  • 18 - 7.62 mm Colt Browning MG.40 machine gun;
  • 19 - navigator's seat;
  • 20 - magazines for machine guns;
  • 21 - seat of the gunner-radio operator-operator;
  • 22 - additional fuel tank;
  • 23 - pilot's seat;
  • 24 - nose landing gear;
  • 25 - cartridge box 12.7 machine gun:
  • 26 - 12.7 mm Colt Browning M-2 machine gun;
  • 27 - 20 mm Hispano M-1 cannon.


'White 30' night fighter with Gnejs-2 radar of 45 IAP



Above: reconstruction of the look of a typical A-20G-1 night fighter with Gnejs-2 radar of 45 IAP, on the base of the description of the Russian article. Codes should be from 01 to 32. The serial has been guessed.

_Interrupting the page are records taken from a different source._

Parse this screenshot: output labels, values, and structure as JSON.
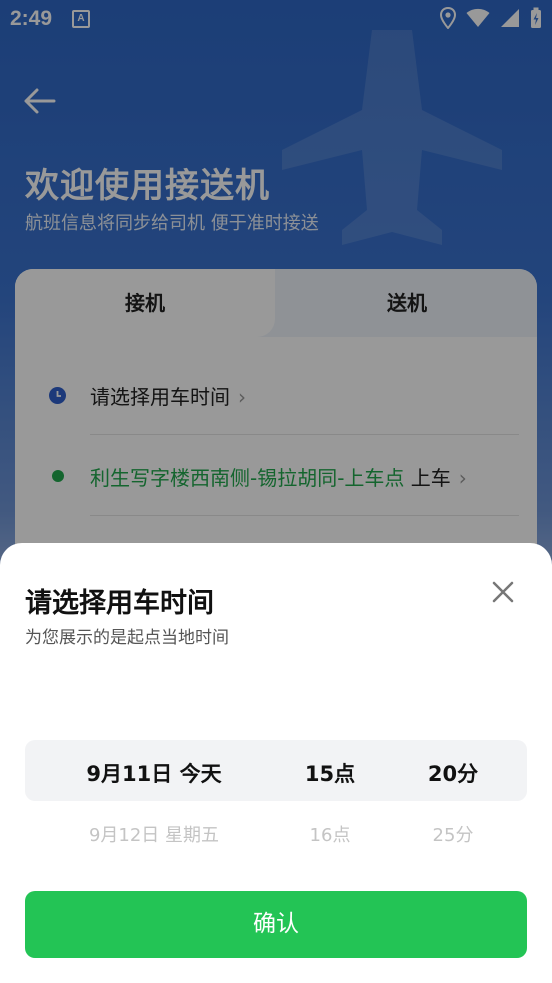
{
  "status_bar": {
    "time": "2:49",
    "a_icon": "A"
  },
  "header": {
    "title": "欢迎使用接送机",
    "subtitle": "航班信息将同步给司机 便于准时接送"
  },
  "tabs": [
    {
      "label": "接机",
      "active": true
    },
    {
      "label": "送机",
      "active": false
    }
  ],
  "form": {
    "time_row": {
      "label": "请选择用车时间",
      "icon": "clock-icon",
      "icon_color": "#2f5fcc"
    },
    "pickup_row": {
      "location": "利生写字楼西南侧-锡拉胡同-上车点",
      "suffix": "上车",
      "icon": "green-dot-icon",
      "color": "#22a84e"
    }
  },
  "sheet": {
    "title": "请选择用车时间",
    "subtitle": "为您展示的是起点当地时间",
    "close_icon": "close-icon",
    "picker": {
      "selected": {
        "date": "9月11日 今天",
        "hour": "15点",
        "minute": "20分"
      },
      "next": {
        "date": "9月12日 星期五",
        "hour": "16点",
        "minute": "25分"
      }
    },
    "confirm_label": "确认",
    "confirm_color": "#23c455"
  }
}
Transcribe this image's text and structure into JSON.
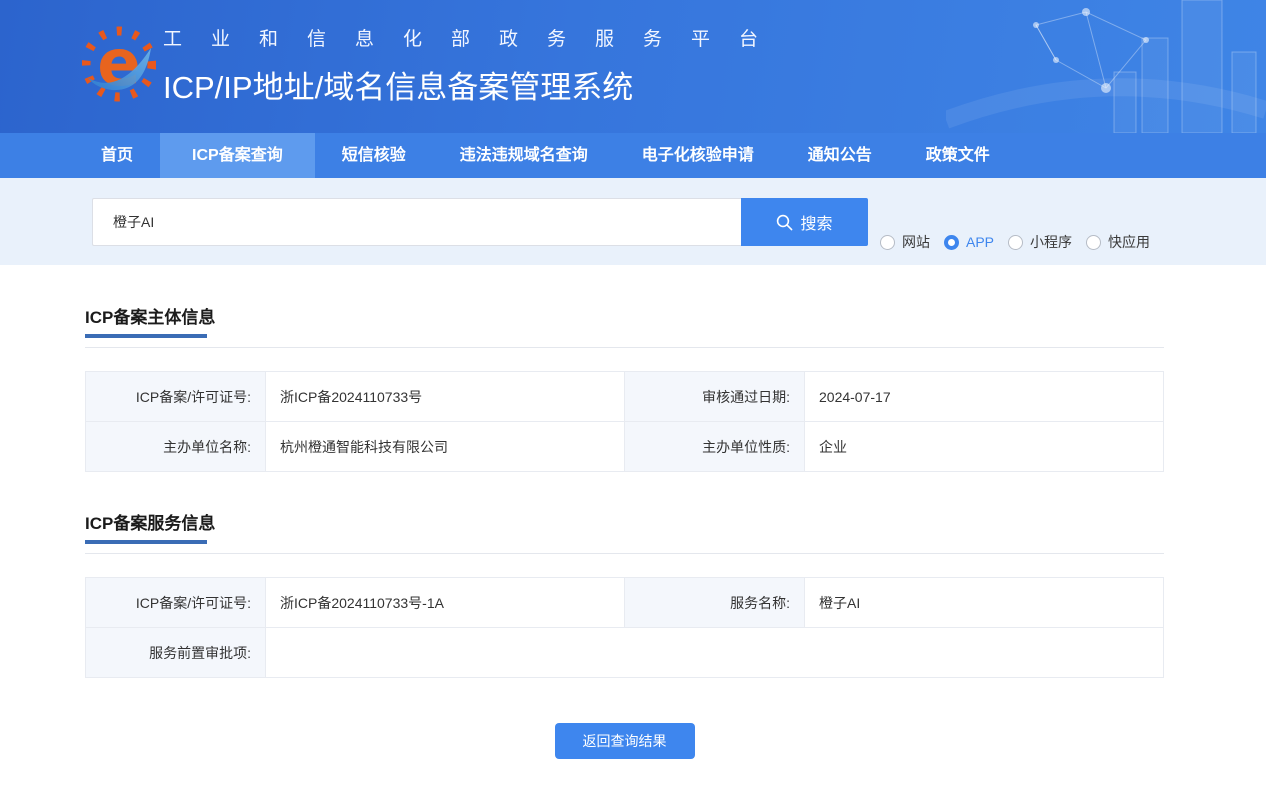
{
  "colors": {
    "accent": "#3e86ee",
    "nav_bg": "#3d80e5",
    "nav_active_bg": "#5e9bee",
    "header_grad_start": "#2c64cd",
    "header_grad_end": "#3f85e6",
    "search_section_bg": "#e9f1fb",
    "table_label_bg": "#f4f7fc",
    "table_border": "#e8ebf1",
    "title_underline": "#3a6cb5",
    "logo_orange": "#e8641e",
    "logo_blue": "#2f7ed0"
  },
  "header": {
    "subtitle": "工业和信息化部政务服务平台",
    "title": "ICP/IP地址/域名信息备案管理系统"
  },
  "nav": {
    "items": [
      {
        "label": "首页",
        "active": false
      },
      {
        "label": "ICP备案查询",
        "active": true
      },
      {
        "label": "短信核验",
        "active": false
      },
      {
        "label": "违法违规域名查询",
        "active": false
      },
      {
        "label": "电子化核验申请",
        "active": false
      },
      {
        "label": "通知公告",
        "active": false
      },
      {
        "label": "政策文件",
        "active": false
      }
    ]
  },
  "search": {
    "value": "橙子AI",
    "button_label": "搜索",
    "options": [
      {
        "label": "网站",
        "selected": false
      },
      {
        "label": "APP",
        "selected": true
      },
      {
        "label": "小程序",
        "selected": false
      },
      {
        "label": "快应用",
        "selected": false
      }
    ]
  },
  "section1": {
    "title": "ICP备案主体信息",
    "row1": {
      "label1": "ICP备案/许可证号:",
      "value1": "浙ICP备2024110733号",
      "label2": "审核通过日期:",
      "value2": "2024-07-17"
    },
    "row2": {
      "label1": "主办单位名称:",
      "value1": "杭州橙通智能科技有限公司",
      "label2": "主办单位性质:",
      "value2": "企业"
    }
  },
  "section2": {
    "title": "ICP备案服务信息",
    "row1": {
      "label1": "ICP备案/许可证号:",
      "value1": "浙ICP备2024110733号-1A",
      "label2": "服务名称:",
      "value2": "橙子AI"
    },
    "row2": {
      "label1": "服务前置审批项:",
      "value1": ""
    }
  },
  "footer": {
    "back_button": "返回查询结果"
  }
}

Right: rare photo of an A-20G-1 with Gnejs-2 radar at the NII VVS. Don't be joked by the surprising perspective of the struts of the shelter on the background that seem as strange aerials coming out from the wings: the real aerials are very thin and only vaguely visible on the detail.

Unfortunately the photo don't shows serials or operative markings.

Image of Dimitri Linevitch



'Black 10' with Gnejs-3 radars.



Plane black 10 (42-53869) was a A-20G-1-DO. It was photographed in spring 1945 at Factory n.81 in Monino, where the conversion to night fighters was made. The plane is equipped with Gnejs-3 radar, whose aerials look different from those of earlier Gnejs-2. Besides it was equipped with a TV to visualize the radar signal to the pilot to improve coordination with the radar operator.

The Gnejs-3 radar included:

  • an aerial on the nose and 3 transversal dipoles;
  • an aerial above each wing, close to the leading edge, with 4 dipoles each, unevenly spaced;
  • a long aerial below each wing, starting from close the outer flap hinge and supported by a vee of thin rods, with 4 dipoles each, unevenly spaced.

See also:

Red army air force radar fighters





Images from Red Stars 4 of Geust and Petrov.



Disclaimer: this work collects a lot of photos and drawings from many sources, not always identified and mentioned.
If someone has rights on the images reproduced here, please don't feel hurted, email to me and I shall provide to remove or to credit them.